I am no fan of violence, either from our military or the abu sayyaf. The only violence I tolerate, and perhaps this is bad, is the violence I find in movies, video games, and in boxing.

As for Gordon's tears, it makes me uneasy to see him cry. And he has promised to shed tears only for two things:

1) His father.

2) His country.

So, I guess, hayaan na natin siya.
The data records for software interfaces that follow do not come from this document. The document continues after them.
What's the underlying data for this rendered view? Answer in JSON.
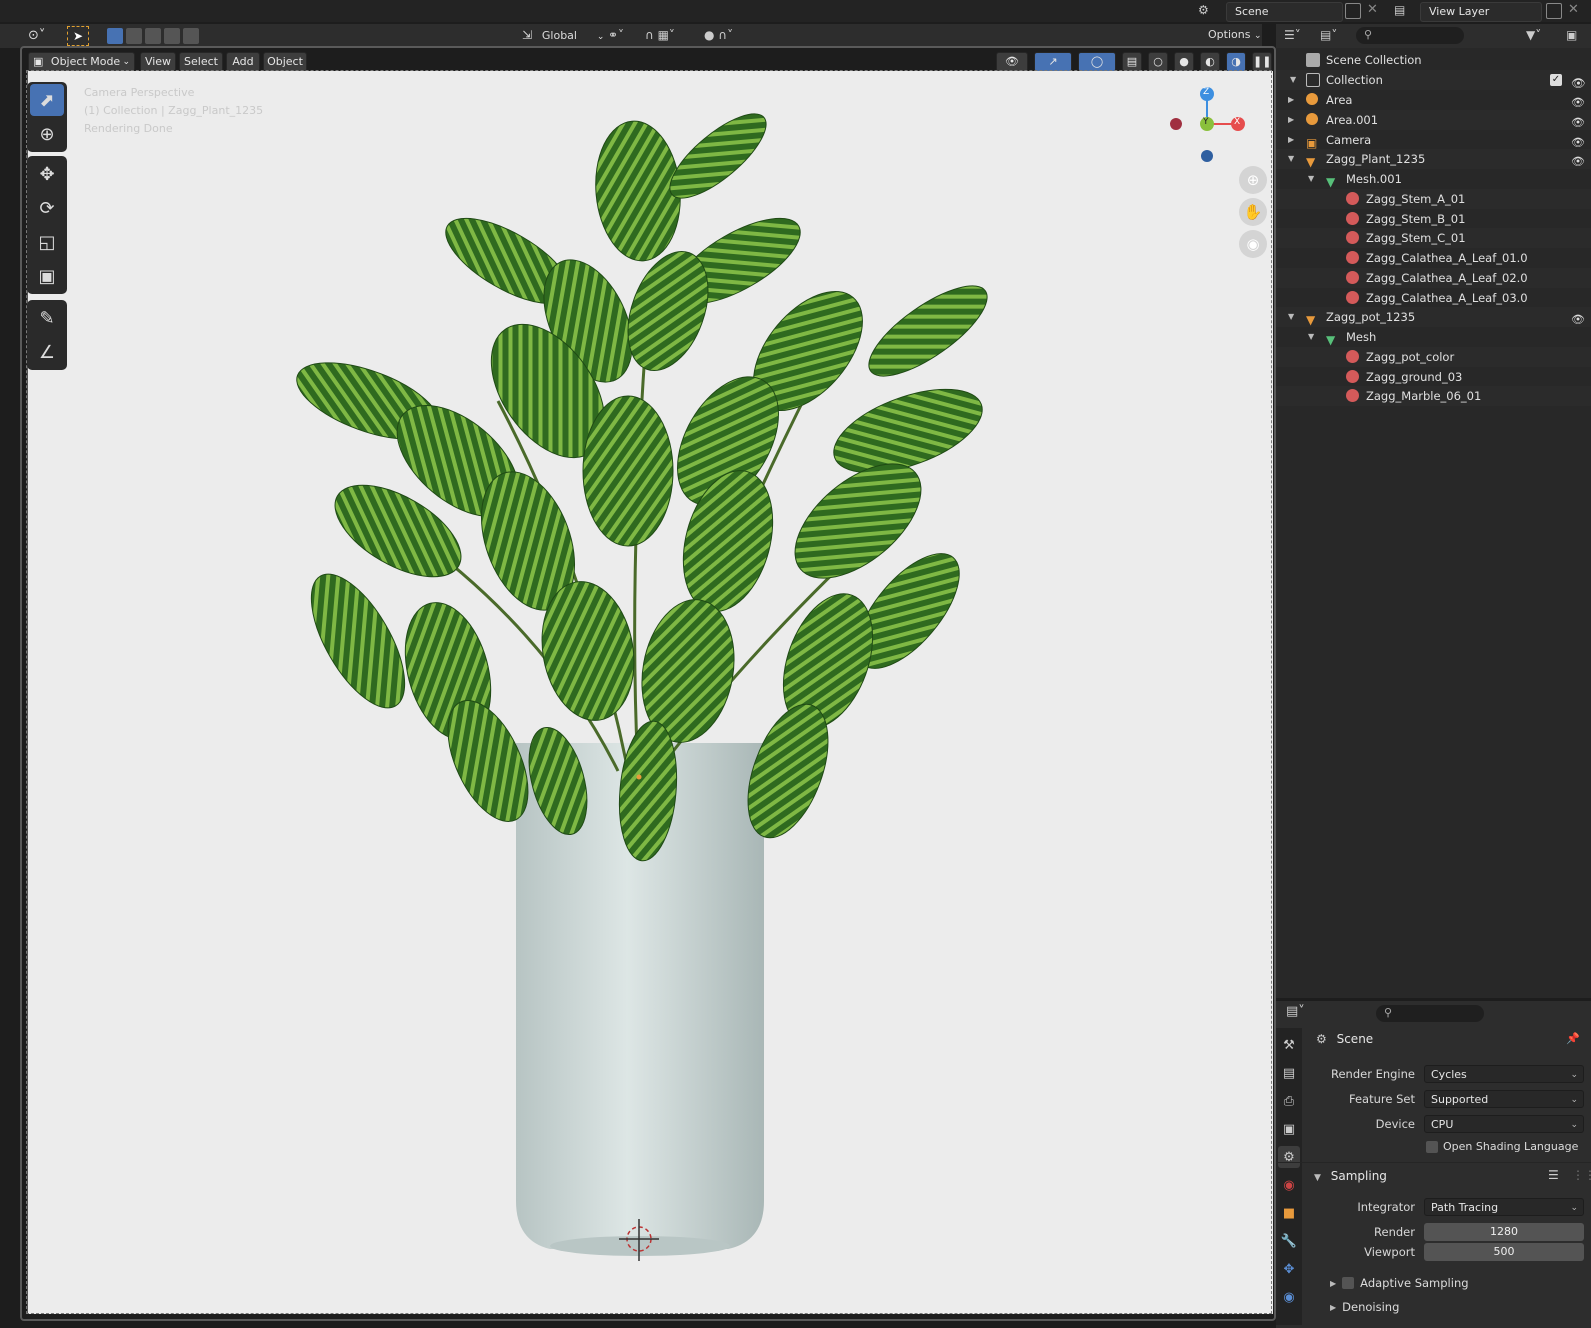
{
  "topbar": {
    "scene_label": "Scene",
    "view_layer_label": "View Layer"
  },
  "viewport_header": {
    "transform_orientation": "Global",
    "options_label": "Options",
    "mode_label": "Object Mode",
    "menus": [
      "View",
      "Select",
      "Add",
      "Object"
    ]
  },
  "viewport": {
    "overlay_lines": [
      "Camera Perspective",
      "(1) Collection | Zagg_Plant_1235",
      "Rendering Done"
    ],
    "gizmo": {
      "z": "Z",
      "y": "Y",
      "x": "X"
    }
  },
  "outliner": {
    "root": "Scene Collection",
    "collection": "Collection",
    "items": [
      {
        "label": "Area",
        "depth": 1
      },
      {
        "label": "Area.001",
        "depth": 1
      },
      {
        "label": "Camera",
        "depth": 1
      },
      {
        "label": "Zagg_Plant_1235",
        "depth": 1
      },
      {
        "label": "Mesh.001",
        "depth": 2
      },
      {
        "label": "Zagg_Stem_A_01",
        "depth": 3
      },
      {
        "label": "Zagg_Stem_B_01",
        "depth": 3
      },
      {
        "label": "Zagg_Stem_C_01",
        "depth": 3
      },
      {
        "label": "Zagg_Calathea_A_Leaf_01.0",
        "depth": 3
      },
      {
        "label": "Zagg_Calathea_A_Leaf_02.0",
        "depth": 3
      },
      {
        "label": "Zagg_Calathea_A_Leaf_03.0",
        "depth": 3
      },
      {
        "label": "Zagg_pot_1235",
        "depth": 1
      },
      {
        "label": "Mesh",
        "depth": 2
      },
      {
        "label": "Zagg_pot_color",
        "depth": 3
      },
      {
        "label": "Zagg_ground_03",
        "depth": 3
      },
      {
        "label": "Zagg_Marble_06_01",
        "depth": 3
      }
    ]
  },
  "properties": {
    "context": "Scene",
    "render_engine_label": "Render Engine",
    "render_engine": "Cycles",
    "feature_set_label": "Feature Set",
    "feature_set": "Supported",
    "device_label": "Device",
    "device": "CPU",
    "osl_label": "Open Shading Language",
    "sampling_label": "Sampling",
    "integrator_label": "Integrator",
    "integrator": "Path Tracing",
    "render_label": "Render",
    "render_samples": "1280",
    "viewport_label": "Viewport",
    "viewport_samples": "500",
    "adaptive_label": "Adaptive Sampling",
    "denoising_label": "Denoising"
  },
  "colors": {
    "accent": "#4772b3",
    "viewport_bg": "#ececec",
    "x_axis": "#e64d4d",
    "y_axis": "#8ac03c",
    "z_axis": "#3d8fe0",
    "object_orange": "#e89a3c",
    "material_red": "#d45a5a"
  }
}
Besides, I really think it is sincere.

As for corruption, come up with a specific question and I'll ask him to answer it.

betterphilippines said...

ok i have a few questions.

the bir is a corrupt agency. the problem is almost everyone if not all of its employees are in on the action. everyone who has ever dealt with the bir knows that but since we love being hypocrites we just ignore it.

my questions:

will he support or initiate a massive reorganization of the bureau?

what will he do to improve the system in general to make it virtually impossible for state officials and employees to engage in graft and corruption?

some say deficiencies in tax collections should not be addressed by imposing higher taxes. instead it should be remedied by simply getting rid of corrupt bir personnel.
what is his opinion on this?

Admin said...

Ya had to ask the hard question. Will show him your question and take down his answer. Give me a few days and I'll post his answer here.

Related Posts Plugin for WordPress, Blogger...